Saturday, February 24
DOCUMENT is pleased to present Video Drawings, Howardena Pindell’s first solo exhibition at the gallery. The exhibition will present a selection of photographic works realized between 1975 and 2007.
Pindell’s Video Drawings series is a meditation on the hegemony of the (tele)visual, one that forms a critique by way of the blur. In Pindell’s hands, blurring the image becomes a way to slow down the pace of image consumption in order to consider the multi-layered impacts of televisual images in everyday life. For these works, first Pindell drew an intuitive composition of lines and arrows onto sheets of acetate. These transparencies were then placed in front of a television screen, where the sheet would stick due to the static electricity that emitted from the screen. Sitting away from both the television and the camera propped in front of it, she would “watch” TV through the acetate, and decidedly take photographs with a cable release when she felt the image on TV compelled an interesting relationship with the drawn acetate composition.
This final image yields a “drawn” composition of a material meditation on the formal processes of image transmission and translation across media, coupled with then-current events, which also hauntingly remain relevant to the contemporary viewer. These works focused on sporting events in the mid-1970s and Pindell turned to images from war-torn countries throughout the 1980s.
Video Drawings move away from the clarity presupposed by the photographic, and instead make room for the generative processes of televisual translation as a signpost of contemporary life. If, as Guy Debord would have it, the “society of the spectacle”— an endless loop of mediation and image-consumption where our leisure time is merely another form of work— best characterizes post-WWII life, then Pindell’s particular mode of photographic capture asks us to rethink the influence of televisual in our everyday lives. We can situate Pindell’s series, which began in the mid-1970s, within a history of video art, which emerges earlier in that decade.
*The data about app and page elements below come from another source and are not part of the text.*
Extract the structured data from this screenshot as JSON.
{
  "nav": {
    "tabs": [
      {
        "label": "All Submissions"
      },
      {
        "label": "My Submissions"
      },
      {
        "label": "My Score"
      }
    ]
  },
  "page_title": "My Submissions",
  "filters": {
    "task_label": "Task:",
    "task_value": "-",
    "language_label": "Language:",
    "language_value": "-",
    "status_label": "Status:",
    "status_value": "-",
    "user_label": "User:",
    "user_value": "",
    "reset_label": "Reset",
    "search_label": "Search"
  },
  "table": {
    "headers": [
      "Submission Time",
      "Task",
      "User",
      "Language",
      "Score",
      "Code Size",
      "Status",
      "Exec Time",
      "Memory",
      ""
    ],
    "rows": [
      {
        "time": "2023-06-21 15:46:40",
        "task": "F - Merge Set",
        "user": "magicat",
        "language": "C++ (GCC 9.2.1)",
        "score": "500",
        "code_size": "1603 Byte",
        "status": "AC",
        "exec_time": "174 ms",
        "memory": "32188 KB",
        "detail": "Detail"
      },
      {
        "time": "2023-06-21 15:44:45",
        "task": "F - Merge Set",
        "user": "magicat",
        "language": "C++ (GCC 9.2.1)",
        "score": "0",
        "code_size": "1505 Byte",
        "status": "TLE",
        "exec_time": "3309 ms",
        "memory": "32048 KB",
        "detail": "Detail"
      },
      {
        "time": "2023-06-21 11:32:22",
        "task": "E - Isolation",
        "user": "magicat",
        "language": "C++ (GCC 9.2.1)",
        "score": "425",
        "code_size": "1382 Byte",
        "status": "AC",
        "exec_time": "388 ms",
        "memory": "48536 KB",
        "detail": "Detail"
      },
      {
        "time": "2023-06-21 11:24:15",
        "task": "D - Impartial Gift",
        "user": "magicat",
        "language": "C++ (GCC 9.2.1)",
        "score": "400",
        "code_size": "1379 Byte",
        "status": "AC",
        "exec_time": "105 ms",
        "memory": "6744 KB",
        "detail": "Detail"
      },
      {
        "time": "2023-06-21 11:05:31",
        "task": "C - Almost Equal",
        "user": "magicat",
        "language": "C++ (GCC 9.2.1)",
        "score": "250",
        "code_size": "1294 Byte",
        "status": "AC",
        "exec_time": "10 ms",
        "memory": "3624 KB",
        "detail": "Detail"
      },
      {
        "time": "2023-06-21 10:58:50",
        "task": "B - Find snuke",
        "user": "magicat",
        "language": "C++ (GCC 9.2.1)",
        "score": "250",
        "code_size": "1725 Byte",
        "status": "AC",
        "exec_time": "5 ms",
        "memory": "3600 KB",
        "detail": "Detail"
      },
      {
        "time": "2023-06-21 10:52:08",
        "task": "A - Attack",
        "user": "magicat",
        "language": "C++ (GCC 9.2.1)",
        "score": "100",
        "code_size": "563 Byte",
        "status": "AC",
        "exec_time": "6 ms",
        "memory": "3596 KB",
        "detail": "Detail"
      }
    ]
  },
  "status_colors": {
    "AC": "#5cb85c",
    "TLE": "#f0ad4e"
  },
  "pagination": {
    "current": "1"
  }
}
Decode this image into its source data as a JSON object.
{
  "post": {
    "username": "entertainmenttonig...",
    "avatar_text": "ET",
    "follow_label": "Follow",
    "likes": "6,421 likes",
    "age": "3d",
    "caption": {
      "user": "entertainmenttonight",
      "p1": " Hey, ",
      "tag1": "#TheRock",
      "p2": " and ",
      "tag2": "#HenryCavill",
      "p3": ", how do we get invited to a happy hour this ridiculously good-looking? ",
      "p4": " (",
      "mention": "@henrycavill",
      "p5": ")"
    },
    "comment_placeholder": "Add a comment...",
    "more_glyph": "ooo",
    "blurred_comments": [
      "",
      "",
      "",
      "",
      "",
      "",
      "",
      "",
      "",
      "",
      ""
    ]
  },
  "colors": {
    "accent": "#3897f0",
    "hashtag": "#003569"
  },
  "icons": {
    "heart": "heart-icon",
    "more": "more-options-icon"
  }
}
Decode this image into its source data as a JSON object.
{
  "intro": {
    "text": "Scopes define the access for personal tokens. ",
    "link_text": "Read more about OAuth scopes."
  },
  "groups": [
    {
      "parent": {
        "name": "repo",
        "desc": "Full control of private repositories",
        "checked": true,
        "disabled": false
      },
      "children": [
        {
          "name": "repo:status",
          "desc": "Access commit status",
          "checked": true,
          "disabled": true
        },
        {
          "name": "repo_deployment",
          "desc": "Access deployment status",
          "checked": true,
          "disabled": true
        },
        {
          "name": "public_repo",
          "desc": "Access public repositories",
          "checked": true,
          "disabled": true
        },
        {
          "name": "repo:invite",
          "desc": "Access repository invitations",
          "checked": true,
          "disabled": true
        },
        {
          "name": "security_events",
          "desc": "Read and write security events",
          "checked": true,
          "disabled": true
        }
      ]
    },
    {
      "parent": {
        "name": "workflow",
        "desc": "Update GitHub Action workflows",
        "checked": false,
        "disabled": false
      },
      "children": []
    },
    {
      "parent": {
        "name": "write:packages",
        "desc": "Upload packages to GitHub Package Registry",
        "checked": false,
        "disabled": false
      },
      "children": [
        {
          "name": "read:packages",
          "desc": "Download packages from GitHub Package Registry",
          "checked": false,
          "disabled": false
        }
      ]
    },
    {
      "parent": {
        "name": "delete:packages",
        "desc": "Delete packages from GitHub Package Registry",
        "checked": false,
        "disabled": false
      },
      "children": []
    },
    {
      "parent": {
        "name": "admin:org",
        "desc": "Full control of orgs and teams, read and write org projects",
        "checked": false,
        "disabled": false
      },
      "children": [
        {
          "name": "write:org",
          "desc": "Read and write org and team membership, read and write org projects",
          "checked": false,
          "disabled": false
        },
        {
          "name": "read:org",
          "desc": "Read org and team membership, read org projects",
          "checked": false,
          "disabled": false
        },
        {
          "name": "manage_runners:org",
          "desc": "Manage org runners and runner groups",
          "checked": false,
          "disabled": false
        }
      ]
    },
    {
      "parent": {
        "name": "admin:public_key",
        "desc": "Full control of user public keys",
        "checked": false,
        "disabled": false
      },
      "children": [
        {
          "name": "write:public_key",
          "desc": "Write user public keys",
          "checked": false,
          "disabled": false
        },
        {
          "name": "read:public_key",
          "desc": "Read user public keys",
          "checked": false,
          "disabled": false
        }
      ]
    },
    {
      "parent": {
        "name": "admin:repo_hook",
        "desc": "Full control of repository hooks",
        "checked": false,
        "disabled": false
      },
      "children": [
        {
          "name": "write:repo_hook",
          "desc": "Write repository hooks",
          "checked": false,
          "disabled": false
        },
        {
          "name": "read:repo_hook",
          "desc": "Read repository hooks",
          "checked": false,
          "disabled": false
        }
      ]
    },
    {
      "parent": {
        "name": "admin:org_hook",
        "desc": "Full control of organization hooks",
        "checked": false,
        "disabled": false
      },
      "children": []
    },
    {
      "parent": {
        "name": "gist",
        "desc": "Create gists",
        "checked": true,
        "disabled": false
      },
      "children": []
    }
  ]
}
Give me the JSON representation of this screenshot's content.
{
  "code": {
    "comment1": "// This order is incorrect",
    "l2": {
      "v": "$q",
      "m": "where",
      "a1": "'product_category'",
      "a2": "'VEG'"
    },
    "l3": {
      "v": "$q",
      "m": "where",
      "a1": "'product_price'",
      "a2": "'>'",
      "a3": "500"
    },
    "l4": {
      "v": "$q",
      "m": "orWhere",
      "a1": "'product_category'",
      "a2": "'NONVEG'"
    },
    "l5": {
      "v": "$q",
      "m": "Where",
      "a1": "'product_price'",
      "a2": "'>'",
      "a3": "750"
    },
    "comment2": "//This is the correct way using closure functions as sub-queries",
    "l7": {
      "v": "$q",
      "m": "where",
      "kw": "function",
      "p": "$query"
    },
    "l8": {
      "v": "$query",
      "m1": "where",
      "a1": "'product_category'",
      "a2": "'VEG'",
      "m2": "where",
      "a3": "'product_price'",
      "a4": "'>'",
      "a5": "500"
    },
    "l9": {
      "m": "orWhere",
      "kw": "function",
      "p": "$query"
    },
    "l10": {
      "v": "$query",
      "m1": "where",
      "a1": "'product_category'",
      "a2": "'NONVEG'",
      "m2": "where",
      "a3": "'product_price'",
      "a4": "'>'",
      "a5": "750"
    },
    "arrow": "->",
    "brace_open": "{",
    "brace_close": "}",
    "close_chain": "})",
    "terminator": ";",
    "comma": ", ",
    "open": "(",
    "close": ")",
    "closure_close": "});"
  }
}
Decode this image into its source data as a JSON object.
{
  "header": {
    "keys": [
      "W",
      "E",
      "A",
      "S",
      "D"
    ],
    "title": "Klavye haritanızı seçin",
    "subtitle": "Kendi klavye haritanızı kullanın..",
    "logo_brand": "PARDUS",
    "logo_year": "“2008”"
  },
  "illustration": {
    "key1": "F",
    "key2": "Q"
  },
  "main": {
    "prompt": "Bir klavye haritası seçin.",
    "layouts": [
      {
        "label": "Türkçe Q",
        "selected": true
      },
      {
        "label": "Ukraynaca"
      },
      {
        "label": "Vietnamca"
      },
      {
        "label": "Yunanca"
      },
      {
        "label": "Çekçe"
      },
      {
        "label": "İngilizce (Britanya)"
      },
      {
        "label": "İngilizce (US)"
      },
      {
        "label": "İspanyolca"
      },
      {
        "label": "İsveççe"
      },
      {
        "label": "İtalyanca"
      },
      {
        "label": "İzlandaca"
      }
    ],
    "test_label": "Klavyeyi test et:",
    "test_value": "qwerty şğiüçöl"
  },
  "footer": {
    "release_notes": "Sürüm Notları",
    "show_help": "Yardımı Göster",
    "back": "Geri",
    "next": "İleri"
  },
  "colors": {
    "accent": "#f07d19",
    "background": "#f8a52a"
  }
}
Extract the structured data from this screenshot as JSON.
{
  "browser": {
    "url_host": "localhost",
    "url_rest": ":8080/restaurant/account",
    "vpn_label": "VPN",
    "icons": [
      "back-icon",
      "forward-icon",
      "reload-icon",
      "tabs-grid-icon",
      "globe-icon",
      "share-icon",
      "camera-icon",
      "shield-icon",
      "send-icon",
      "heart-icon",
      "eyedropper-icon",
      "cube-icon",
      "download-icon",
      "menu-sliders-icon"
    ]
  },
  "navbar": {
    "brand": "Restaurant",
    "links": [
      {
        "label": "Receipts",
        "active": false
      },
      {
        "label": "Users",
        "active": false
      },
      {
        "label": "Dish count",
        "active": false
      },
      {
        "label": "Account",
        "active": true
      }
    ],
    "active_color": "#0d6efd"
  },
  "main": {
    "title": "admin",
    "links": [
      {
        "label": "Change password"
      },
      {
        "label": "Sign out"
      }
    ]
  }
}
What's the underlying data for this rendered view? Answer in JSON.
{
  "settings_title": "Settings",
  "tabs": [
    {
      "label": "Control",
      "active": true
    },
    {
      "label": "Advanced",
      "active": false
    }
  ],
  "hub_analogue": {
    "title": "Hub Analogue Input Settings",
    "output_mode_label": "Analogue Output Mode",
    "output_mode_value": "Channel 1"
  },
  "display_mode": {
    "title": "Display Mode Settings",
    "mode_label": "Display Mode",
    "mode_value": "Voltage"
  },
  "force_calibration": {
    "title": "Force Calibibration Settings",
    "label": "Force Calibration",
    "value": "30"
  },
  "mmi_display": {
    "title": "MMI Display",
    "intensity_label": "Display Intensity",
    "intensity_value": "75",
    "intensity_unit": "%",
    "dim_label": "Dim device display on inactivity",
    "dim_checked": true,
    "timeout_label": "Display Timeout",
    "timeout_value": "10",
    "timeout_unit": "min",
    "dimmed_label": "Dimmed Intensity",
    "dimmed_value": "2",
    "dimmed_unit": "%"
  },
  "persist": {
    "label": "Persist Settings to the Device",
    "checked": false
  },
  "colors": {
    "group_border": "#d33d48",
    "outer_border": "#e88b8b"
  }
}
Many early video artists were particularly interested in how television reshaped what could be considered “art,” in many of the same ways that photography had done in the 19th century.
— Sampada Aranke